The railcar used in the training is 50 feet long and not quite 10 feet wide. Though it is older than most railcars in use today, Coulter said the Soldiers were able to see how much larger it is than other storage and transport methods that have been used.

"This is the same basic idea as loading a (shipping container) — it's just on a larger scale," Coulter said.

Instructor Sgt. 1st Class Douglas Dobitz with the 13th, 100th helped organize the training. He said it's necessary for all instructors to be well-versed in railcar loading, as the unit's training mission will expand in coming years.

Beginning in fiscal year 2017, the 13th, 100th will begin teaching senior and advanced leadership courses for the Army's 89B career field.

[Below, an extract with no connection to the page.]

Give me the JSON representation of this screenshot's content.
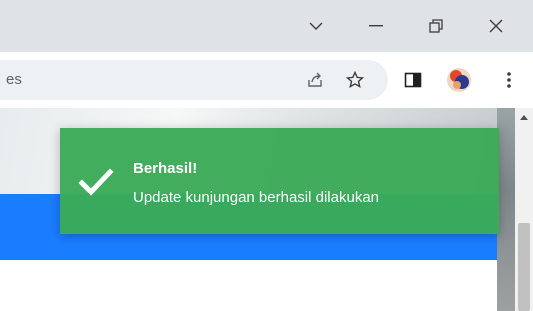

"We hope to take this now and pass it on to our students through our program of instruction," Dobitz said. "It does not make us experts by any means, but it gives us basic knowledge and valuable resources.

"Shipping ammunition can be a dangerous thing, so actually being able to go in and look at how a railcar is loaded (with ammunition pallets) really makes sense as to how it should be done," Dobitz said. "Eventually, we will bring the students out here and show them how this is done as well."

Photo 2
Bob Coulter (left), manager of load-and-ride systems with Burlington-
Northern Santa Fe Railway, describes the capabilities of a boxcar as part
of the railcar-loading training.

Sgt. 1st Class Robert Lower, also an instructor with the 13th, 100th, said learning more about the capabilities of rail transportation of ammunition was beneficial.

"I enjoyed it," Lower said. "It's something that is different and I think it's going to be very useful for our students."

For Instructor Sgt. 1st Class Sarah Johnson, understanding the specific requirements for loading a railcar is key to how the 13th, 100th will implement the training through their program of instruction.

"This was really good training," Johnson said. "Seeing it firsthand is important to me because we want to get it right when we start training students on this process."

Dobitz said that when the 89B Senior Leadership Course and Advanced Leadership Course begin in 2017, the students will learn more than just the basics of railcar loading.

"Those students are going to have to actually plan the railcar loads," Dobitz said. "They'll see a drawing as part of a plan, but they will have to plan it from there. Plus, being able to load railcars might be considered a lost skill for some of our students. This will bring those skills back to our career field."

For more information, call the 13th, 100th at 608-388-5479.